Feb. 5, 1975
I enjoy journalism, and despite having an undergraduate degree in management from MIT, I intend to make reporting/writing/editing my career. I would like to work for UPI because the people I have met and heard of in the system are young, energetic, frank and open. They are the kind of people I would like to work with. Besides, [UPI President H.L. "Steve"] Stevenson answers his own phone and [AP President Wes] Gallagher doesn't.
I am now convinced that I prefer wire service journalism to the newspaper variety, having spent three months at the Oregon Journal and five months at the AP. Frankly, I got where I am by enjoying a good challenge, one that stretched my abilities but did not strain them.
I feel the tight writing, exacting style and "deadline every minute" requirements of UPI would be more stimulating and enjoyable than the pace at the OJ (which I am told is typical of most city dailies). Eight takes on a retiring postman and two stories a day would not be a satisfactory norm for me.
A native of Portland, Oregon, I went to the city-wide technical high school intending to go into either electronics or commercial broadcasting. I spent a lot of time at KBPS, the 1000-watt AM school district station, and got summer jobs at radio stations KLIQ, KVAN and KKEY and TV station KGW. After getting only two B's in four years, I was accepted at MIT and CalTech, and went to MIT because I thought I might want to switch to management.
My freshman year I took electronics courses, my sophomore year management courses. Simultaneously, I did a lot of work at the MIT radio station, the MIT student papers and the MIT phone system (3,000-station step-by-step, three exchanges, student-operated).

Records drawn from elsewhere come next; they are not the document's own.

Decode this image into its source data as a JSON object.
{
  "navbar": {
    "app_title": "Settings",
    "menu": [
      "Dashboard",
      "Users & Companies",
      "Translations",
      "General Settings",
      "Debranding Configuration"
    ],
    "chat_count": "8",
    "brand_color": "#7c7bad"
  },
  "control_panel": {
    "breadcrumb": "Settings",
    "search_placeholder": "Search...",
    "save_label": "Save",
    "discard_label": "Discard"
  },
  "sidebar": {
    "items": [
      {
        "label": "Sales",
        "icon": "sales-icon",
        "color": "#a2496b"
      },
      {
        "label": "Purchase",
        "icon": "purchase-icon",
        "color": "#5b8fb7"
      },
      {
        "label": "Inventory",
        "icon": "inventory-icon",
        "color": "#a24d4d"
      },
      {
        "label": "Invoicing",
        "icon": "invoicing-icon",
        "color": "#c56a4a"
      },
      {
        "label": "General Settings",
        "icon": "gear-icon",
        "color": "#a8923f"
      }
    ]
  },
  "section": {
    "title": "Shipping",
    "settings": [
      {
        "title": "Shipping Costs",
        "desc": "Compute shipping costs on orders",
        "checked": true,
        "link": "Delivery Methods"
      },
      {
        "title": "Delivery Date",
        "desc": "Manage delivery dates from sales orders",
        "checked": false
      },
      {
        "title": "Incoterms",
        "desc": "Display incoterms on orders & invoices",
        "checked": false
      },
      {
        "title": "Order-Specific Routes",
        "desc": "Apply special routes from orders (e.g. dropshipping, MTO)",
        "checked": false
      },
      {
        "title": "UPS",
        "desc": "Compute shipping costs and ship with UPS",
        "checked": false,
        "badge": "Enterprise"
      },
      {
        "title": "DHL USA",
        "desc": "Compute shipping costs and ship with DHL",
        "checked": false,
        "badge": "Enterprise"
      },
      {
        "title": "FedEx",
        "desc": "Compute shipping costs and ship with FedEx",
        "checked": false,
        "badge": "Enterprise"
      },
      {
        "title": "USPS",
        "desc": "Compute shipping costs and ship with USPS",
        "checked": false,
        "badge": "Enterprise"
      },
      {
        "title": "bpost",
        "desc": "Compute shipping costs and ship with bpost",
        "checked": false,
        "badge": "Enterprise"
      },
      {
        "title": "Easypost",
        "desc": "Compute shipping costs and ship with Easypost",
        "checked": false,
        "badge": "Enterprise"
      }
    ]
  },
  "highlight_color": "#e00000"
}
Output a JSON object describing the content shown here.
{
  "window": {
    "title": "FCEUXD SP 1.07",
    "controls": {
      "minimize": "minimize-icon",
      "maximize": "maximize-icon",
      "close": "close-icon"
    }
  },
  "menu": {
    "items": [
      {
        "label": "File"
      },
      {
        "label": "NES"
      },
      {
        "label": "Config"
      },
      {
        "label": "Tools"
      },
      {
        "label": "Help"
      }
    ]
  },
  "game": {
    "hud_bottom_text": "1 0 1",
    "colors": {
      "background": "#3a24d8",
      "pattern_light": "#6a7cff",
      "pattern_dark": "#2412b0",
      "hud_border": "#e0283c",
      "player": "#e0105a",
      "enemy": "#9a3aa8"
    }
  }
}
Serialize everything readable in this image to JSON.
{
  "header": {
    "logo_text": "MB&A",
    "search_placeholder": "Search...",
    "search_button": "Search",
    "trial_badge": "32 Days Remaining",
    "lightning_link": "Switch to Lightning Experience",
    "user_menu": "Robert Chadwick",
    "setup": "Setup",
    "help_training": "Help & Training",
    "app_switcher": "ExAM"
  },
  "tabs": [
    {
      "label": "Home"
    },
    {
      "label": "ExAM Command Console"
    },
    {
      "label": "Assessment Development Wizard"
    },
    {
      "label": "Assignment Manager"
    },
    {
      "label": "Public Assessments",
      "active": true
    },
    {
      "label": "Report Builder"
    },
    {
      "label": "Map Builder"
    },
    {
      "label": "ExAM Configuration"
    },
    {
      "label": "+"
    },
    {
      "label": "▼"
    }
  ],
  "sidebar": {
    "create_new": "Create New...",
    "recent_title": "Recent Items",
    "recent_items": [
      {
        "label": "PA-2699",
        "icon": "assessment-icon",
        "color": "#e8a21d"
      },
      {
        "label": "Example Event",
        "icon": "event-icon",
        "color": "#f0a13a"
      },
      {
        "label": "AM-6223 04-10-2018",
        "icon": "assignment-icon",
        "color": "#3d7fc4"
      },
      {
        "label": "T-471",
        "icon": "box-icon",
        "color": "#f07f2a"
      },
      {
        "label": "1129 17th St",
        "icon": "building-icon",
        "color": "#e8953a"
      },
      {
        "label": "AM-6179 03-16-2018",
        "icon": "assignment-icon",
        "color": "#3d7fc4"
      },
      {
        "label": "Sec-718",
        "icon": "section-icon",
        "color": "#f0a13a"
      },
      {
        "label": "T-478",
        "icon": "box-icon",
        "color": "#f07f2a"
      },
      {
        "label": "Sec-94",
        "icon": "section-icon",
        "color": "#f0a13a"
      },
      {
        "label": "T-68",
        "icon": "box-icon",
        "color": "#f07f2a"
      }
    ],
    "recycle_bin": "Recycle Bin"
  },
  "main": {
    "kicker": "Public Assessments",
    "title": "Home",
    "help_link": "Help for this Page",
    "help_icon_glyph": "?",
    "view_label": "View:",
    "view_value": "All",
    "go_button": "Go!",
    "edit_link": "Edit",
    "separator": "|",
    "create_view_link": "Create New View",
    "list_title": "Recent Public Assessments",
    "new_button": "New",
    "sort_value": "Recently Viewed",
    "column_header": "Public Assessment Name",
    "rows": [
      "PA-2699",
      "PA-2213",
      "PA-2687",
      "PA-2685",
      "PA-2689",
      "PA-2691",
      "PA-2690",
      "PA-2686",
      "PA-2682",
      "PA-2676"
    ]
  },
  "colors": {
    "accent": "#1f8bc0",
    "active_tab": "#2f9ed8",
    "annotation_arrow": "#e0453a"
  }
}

My sophomore year, I met and started working for Edwin Diamond, former senior editor of Newsweek. I liked him, and what I perceived as his career accomplishments, and by the middle of my junior year (when I was elected The Tech editor) decided to be a journalist. I have not yet regretted that decision.
Link to: Thinking Out Loud
I think that each and every day
You don’t have a lot to say.
I, however, speak each thought,
Whether you could care or not.
The column to the right on this blog contains permanent content, most of which has appeared at one time or another in the main body. I’ve decided to include a reminder
I did an audio summary of my career in radio and on podcasts: 35 Years Before The Mic .
Carefully vetted options: Paypal: United Help Ukraine.
Catholic Relief Services: Donate to Help Families Affected in Ukraine
USA Today: These apps and websites can help you send money to Ukraine.
Another Love Song
Loving the Content, based on the poem of the same name, is up on YouTube and Spotify.
P.J O’Rourke Dead
I know it’s a little late to comment, but, I loved and admired the work of P.J. O’Rourke from his National Lampoon days onward (I owned all his books) and his death saddens me. It also reminds me of a great NatLamp parody; I thought PJ wrote Deteriorata, but it turns out it was Christopher Guest.
Great Quotes from Tom Rush
“There is a cult of ignorance in the United States, and there always has been. The strain of anti-intellectualism has been a constant thread winding its way through our political and cultural life, nurtured by the false notion that democracy means that ‘my ignorance is just as good as your knowledge.’”
– Isaac Asimov, Newsweek, Jan. 21, 1980
“A big nose is no excuse for not wearing a mask. I still wear pants."
― a Pizza D'Action sign
From my friend Kevin Sullivan:
I ran across this British Medical Journal (BMJ) article (don't run away :-) !) on the use of evidence-based science. Having read and written a lot of academic articles, I found it well-done, highly professional, and appropriately documented, also very funny! I hope you enjoy it as much as I did, and it informs your appreciation of evidence based science.